In a future release, the new algorithm design will be added into the PoW server and the epoch block will be modified to allow it to trigger the switch between the existing PoW to the new PoW. Node operators and representatives are encouraged to review the upgrades and reach out with any questions or concerns about the proposed changes.
PoW transition plans
The plan for transitioning from the existing PoW algorithm to the new PoW algorithm involves a few phases, including node upgrades and a switchover based on the distribution of epoch blocks.
Phase 1: V20 Lydia release
Once the V20 release builds are ready (final date still pending), we will be notifying all node operators and services through our usual channels. As noted above this release does not include the Nano PoW algorithm but will have foundational updates to make the PoW transition easier when the algorithm is ready.
Phase 2: VXX.X release
This undetermined release will include the new PoW algorithm, a new version of state blocks required to support the work values, and other updates to allow the final phase of the transition.
Phase 3: Epoch block distribution
To finalize the transition, the network will be monitored closely for upgrades to the latest version supporting the algorithm. Once sufficient voting weight is upgraded, which is a value still to be determined, the epoch blocks will be distributed.
The above details just touch on these activities so we have included more details about the upcoming transition, along with past upgrade processes, on a new Network Upgrades page in our documentation. We will keep this updated over time with the latest details as we move through the process.
We will also continue to communicate transition details through all channels to ensure as many node operators as possible are comfortable with the progress and the plan. Not only are node upgrades and vote delegations key indicators for support for the changes we propose, but so are the discussions happening in our community. If you have any thoughts or feedback, please reach out via GitHub, Discord and Reddit as well as through email at firstname.lastname@example.org.
Where to go from here?
Thanks for reading through all of the above details. Hopefully, this explains some of the recent changes and gives you the resources to investigate this transition further. As mentioned above, additional communications will be coming out on a regular basis to keep everyone in the loop about the new PoW algorithm, V20 progress, transition plans and more — so stay tuned.
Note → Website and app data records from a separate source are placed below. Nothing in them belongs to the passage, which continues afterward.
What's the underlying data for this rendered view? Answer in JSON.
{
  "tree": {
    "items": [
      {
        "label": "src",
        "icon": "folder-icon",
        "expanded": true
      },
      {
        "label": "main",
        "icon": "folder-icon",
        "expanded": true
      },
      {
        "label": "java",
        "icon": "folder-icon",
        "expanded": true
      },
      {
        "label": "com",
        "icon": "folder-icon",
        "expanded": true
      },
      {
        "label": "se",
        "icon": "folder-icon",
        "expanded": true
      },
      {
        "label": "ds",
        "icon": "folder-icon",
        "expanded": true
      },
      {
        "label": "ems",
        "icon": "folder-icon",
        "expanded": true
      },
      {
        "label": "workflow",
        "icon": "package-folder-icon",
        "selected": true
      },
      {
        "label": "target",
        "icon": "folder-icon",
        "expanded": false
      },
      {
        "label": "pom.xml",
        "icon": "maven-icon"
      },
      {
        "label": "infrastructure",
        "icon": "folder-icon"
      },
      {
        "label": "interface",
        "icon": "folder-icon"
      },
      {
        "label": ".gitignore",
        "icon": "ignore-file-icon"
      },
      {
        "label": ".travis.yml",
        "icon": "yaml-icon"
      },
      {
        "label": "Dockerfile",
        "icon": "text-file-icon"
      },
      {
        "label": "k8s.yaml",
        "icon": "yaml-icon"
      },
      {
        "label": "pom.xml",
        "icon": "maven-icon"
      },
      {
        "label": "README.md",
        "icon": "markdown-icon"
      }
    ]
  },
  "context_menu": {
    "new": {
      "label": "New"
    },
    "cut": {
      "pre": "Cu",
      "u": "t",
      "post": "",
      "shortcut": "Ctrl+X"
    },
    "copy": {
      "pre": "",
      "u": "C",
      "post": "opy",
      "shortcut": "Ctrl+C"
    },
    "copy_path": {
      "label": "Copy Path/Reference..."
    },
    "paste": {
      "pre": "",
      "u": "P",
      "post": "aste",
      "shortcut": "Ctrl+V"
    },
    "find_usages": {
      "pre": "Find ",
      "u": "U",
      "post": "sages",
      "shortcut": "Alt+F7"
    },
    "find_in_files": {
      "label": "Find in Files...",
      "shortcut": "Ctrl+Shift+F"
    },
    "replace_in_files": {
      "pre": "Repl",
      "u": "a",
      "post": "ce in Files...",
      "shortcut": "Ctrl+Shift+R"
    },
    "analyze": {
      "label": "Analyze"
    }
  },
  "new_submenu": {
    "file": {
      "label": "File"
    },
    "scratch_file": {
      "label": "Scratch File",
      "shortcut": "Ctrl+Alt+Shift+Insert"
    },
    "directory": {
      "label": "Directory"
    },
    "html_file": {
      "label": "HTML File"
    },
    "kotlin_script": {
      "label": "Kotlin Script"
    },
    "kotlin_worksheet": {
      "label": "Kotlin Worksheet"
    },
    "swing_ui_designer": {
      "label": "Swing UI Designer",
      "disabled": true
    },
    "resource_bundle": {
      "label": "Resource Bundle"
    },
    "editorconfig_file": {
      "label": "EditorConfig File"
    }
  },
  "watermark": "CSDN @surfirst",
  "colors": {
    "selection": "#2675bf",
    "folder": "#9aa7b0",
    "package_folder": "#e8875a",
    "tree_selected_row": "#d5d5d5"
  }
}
And of course we want to thank our amazing community for helping get the Nano network this far. Much of the effort made to date was only possible because of how much the community helps out. By answering each other’s questions, supporting each other's projects and keeping conversations alive around all channels, everyone involved in the ecosystem has had a hand in getting us here…and hopefully will help continue the progress going forward!